About Amy Umble:
Amy Umble is health reporter for The Free Lance-Star
Health Systems Agency closes
Today was the final day of operations for the Northwestern Virginia Health Systems Agency. The agency closed when its money ran out.
The agency received no funding from the General Assembly for the last two years. It was operating on its reserves and, in a small way, from the fees that applicants pay when they want a state “certificate of public need.” That money ran out at 5 p.m. today.
The agency, a nonprofit, private corporation, and Stuart Mills, its executive director, were a part of the way Virginia regulates the health care industry. That system will be streamlined now, but it will feature less local input.
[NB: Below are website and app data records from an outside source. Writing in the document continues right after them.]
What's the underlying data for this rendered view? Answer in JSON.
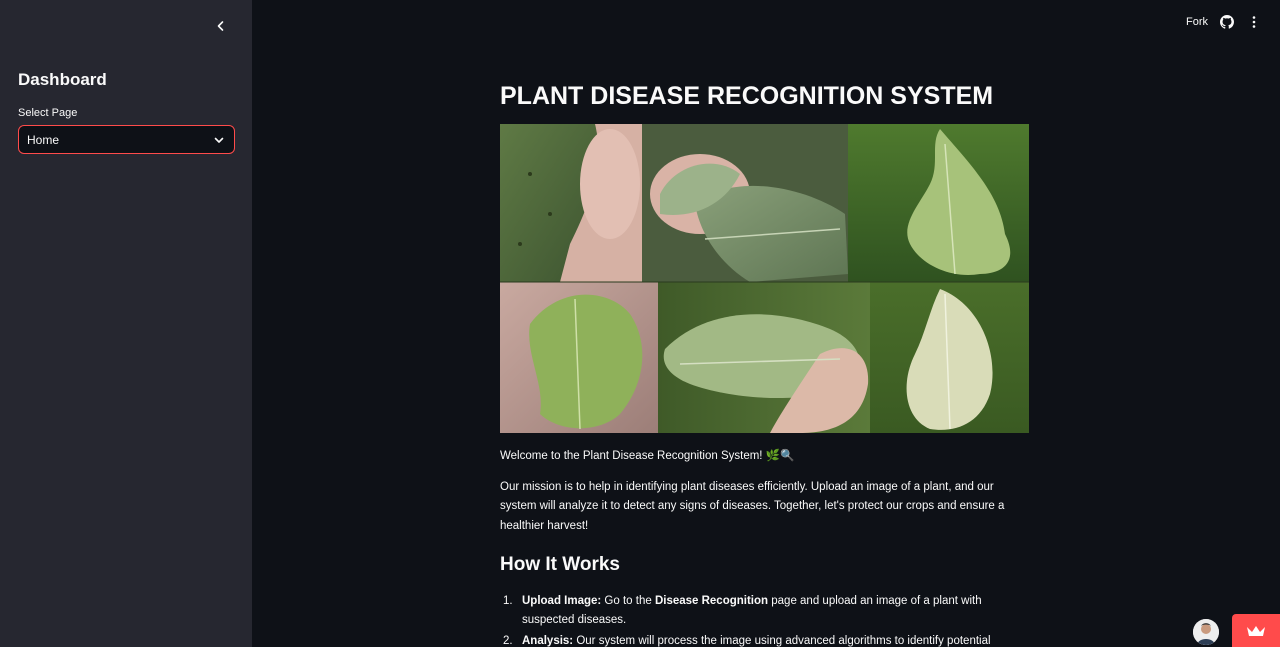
{
  "sidebar": {
    "title": "Dashboard",
    "select_label": "Select Page",
    "select_value": "Home"
  },
  "header": {
    "fork_label": "Fork",
    "icons": [
      "github-icon",
      "more-vertical-icon"
    ]
  },
  "main": {
    "title": "PLANT DISEASE RECOGNITION SYSTEM",
    "welcome": "Welcome to the Plant Disease Recognition System! 🌿🔍",
    "mission": "Our mission is to help in identifying plant diseases efficiently. Upload an image of a plant, and our system will analyze it to detect any signs of diseases. Together, let's protect our crops and ensure a healthier harvest!",
    "how_title": "How It Works",
    "steps": [
      {
        "num": "1.",
        "label": "Upload Image:",
        "pre": " Go to the ",
        "bold": "Disease Recognition",
        "post": " page and upload an image of a plant with suspected diseases."
      },
      {
        "num": "2.",
        "label": "Analysis:",
        "text": " Our system will process the image using advanced algorithms to identify potential diseases."
      }
    ]
  },
  "colors": {
    "background": "#0e1117",
    "sidebar": "#262730",
    "accent": "#ff4b4b"
  }
}
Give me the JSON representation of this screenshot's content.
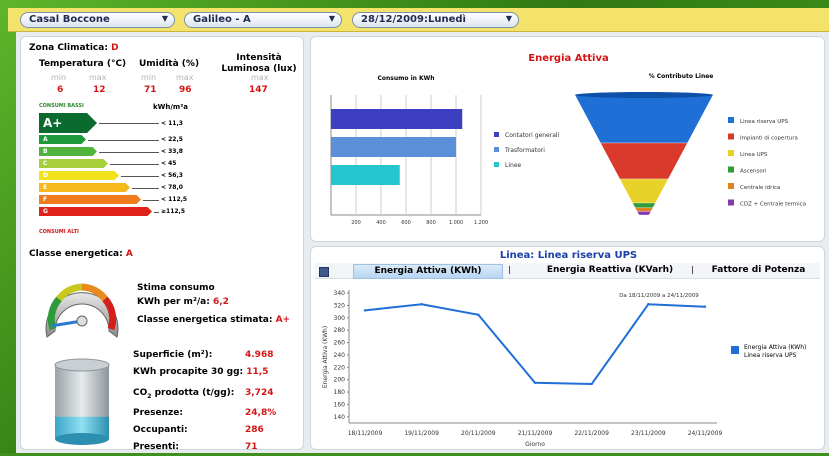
{
  "toolbar": {
    "site": "Casal Boccone",
    "building": "Galileo - A",
    "date": "28/12/2009:Lunedì"
  },
  "climate": {
    "zone_label": "Zona Climatica:",
    "zone_value": "D",
    "temp_label": "Temperatura (°C)",
    "hum_label": "Umidità (%)",
    "lux_label_1": "Intensità",
    "lux_label_2": "Luminosa (lux)",
    "min": "min",
    "max": "max",
    "temp_min": "6",
    "temp_max": "12",
    "hum_min": "71",
    "hum_max": "96",
    "lux_max": "147"
  },
  "energy_label": {
    "top_caption": "CONSUMI BASSI",
    "bottom_caption": "CONSUMI ALTI",
    "unit": "kWh/m²a",
    "selected_class": "A+",
    "classes": [
      {
        "letter": "A+",
        "threshold": "< 11,3",
        "color": "#0b6b2e"
      },
      {
        "letter": "A",
        "threshold": "< 22,5",
        "color": "#1e9a3c"
      },
      {
        "letter": "B",
        "threshold": "< 33,8",
        "color": "#4fb33c"
      },
      {
        "letter": "C",
        "threshold": "< 45",
        "color": "#a6cf3a"
      },
      {
        "letter": "D",
        "threshold": "< 56,3",
        "color": "#f2e21b"
      },
      {
        "letter": "E",
        "threshold": "< 78,0",
        "color": "#f6b81a"
      },
      {
        "letter": "F",
        "threshold": "< 112,5",
        "color": "#ef7d1e"
      },
      {
        "letter": "G",
        "threshold": "≥112,5",
        "color": "#e0221c"
      }
    ]
  },
  "summary": {
    "class_label": "Classe energetica:",
    "class_value": "A",
    "estimate_l1": "Stima consumo",
    "estimate_l2": "KWh per m²/a:",
    "estimate_value": "6,2",
    "est_class_label": "Classe energetica stimata:",
    "est_class_value": "A+",
    "surface_label": "Superficie (m²):",
    "surface_value": "4.968",
    "kwh_label": "KWh procapite 30 gg:",
    "kwh_value": "11,5",
    "co2_label_pre": "CO",
    "co2_label_sub": "2",
    "co2_label_post": "prodotta (t/gg):",
    "co2_value": "3,724",
    "presence_label": "Presenze:",
    "presence_value": "24,8%",
    "occupants_label": "Occupanti:",
    "occupants_value": "286",
    "present_label": "Presenti:",
    "present_value": "71",
    "gauge_level": 0.15,
    "cylinder_level": 0.3
  },
  "attiva": {
    "title": "Energia Attiva",
    "bar_title": "Consumo in KWh",
    "funnel_title": "% Contributo Linee"
  },
  "line_panel": {
    "title": "Linea: Linea riserva UPS",
    "tabs": [
      "Energia Attiva (KWh)",
      "Energia Reattiva (KVarh)",
      "Fattore di Potenza"
    ],
    "annotation": "Da 18/11/2009 a 24/11/2009",
    "legend_l1": "Energia Attiva (KWh)",
    "legend_l2": "Linea riserva UPS"
  },
  "chart_data": [
    {
      "type": "bar",
      "title": "Consumo in KWh",
      "categories": [
        "Contatori generali",
        "Trasformatori",
        "Linee"
      ],
      "values": [
        1050,
        1000,
        550
      ],
      "colors": [
        "#3b3fc0",
        "#5b8fd8",
        "#25c6cf"
      ],
      "xlim": [
        0,
        1200
      ],
      "tick_labels": [
        "200",
        "400",
        "600",
        "800",
        "1.000",
        "1.200"
      ]
    },
    {
      "type": "funnel",
      "title": "% Contributo Linee",
      "labels": [
        "Linea riserva UPS",
        "Impianti di copertura",
        "Linea UPS",
        "Ascensori",
        "Centrale idrica",
        "CDZ + Centrale termica"
      ],
      "values": [
        40,
        30,
        20,
        4,
        3,
        3
      ],
      "colors": [
        "#1f6fd6",
        "#d93a2b",
        "#e8d22a",
        "#2f9c3a",
        "#e0821e",
        "#8a3aa8"
      ]
    },
    {
      "type": "line",
      "x": [
        "18/11/2009",
        "19/11/2009",
        "20/11/2009",
        "21/11/2009",
        "22/11/2009",
        "23/11/2009",
        "24/11/2009"
      ],
      "series": [
        {
          "name": "Energia Attiva (KWh) Linea riserva UPS",
          "values": [
            312,
            322,
            305,
            195,
            193,
            322,
            318
          ],
          "color": "#1f6fd6"
        }
      ],
      "ylim": [
        130,
        345
      ],
      "yticks": [
        140,
        160,
        180,
        200,
        220,
        240,
        260,
        280,
        300,
        320,
        340
      ],
      "xlabel": "Giorno",
      "ylabel": "Energia Attiva (KWh)"
    }
  ]
}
“The wool is very easily pulled over the eyes of people who aren’t in the trenches, who don’t walk the halls of the hospitals, who don’t know the physicians and the other players in the community,” Mills said, in a phone conversation this afternoon.
The agency’s role is illustrated by looking at MediCorp Health System and its plan to build another cancer center, this one at Mary Washington Hospital. MediCorp also operates a cancer center on State Route 3.
Virginia believes that supply drives demand in the health care industry, so to hold down costs, it requires anyone who wants to buy an expensive piece of equipment or begin or expand a major health service to get a COPN. MediCorp filed its application this spring and is ready for the next step in process.
Until today, that would have meant that company officials and their Richmond lawyers would have appeared before a local volunteer council, part of Mills’ Health Systems Agency. This group, meeting usually at one of the local libraries, would have heard from anyone who wanted to speak and would have recommended that MediCorp’s plan be approved or rejected.
Then, the MediCorp caravan would have gone to Culpeper where the board of the Health System’s Agency, another volunteer group, would have heard a similar presentation and again recommended approval or rejection. Finally, the company would have carried its application to Richmond, where Dr. Karen Remley, the state health commissioner, would have the final say.
Now, with the Health Systems Agency dead, it’s not clear how the process will work. Mills said that there will still be local public hearings, say on MediCorp’s plan, but they’ll be conducted by employees of the state Health Department. Applicants will then bypass the regional review in Culpeper and head straight to Richmond.
As for Mills, he believes the process will suffer without the local perspective.
“That’s what the councils and the board provide,” he said. “They’re dispassionate, but they’re also informed consumers of the services they regulate. You’re never going to get that in Richmond. I just fear that this is going to become a distant fight that’s ruled by lawyers.”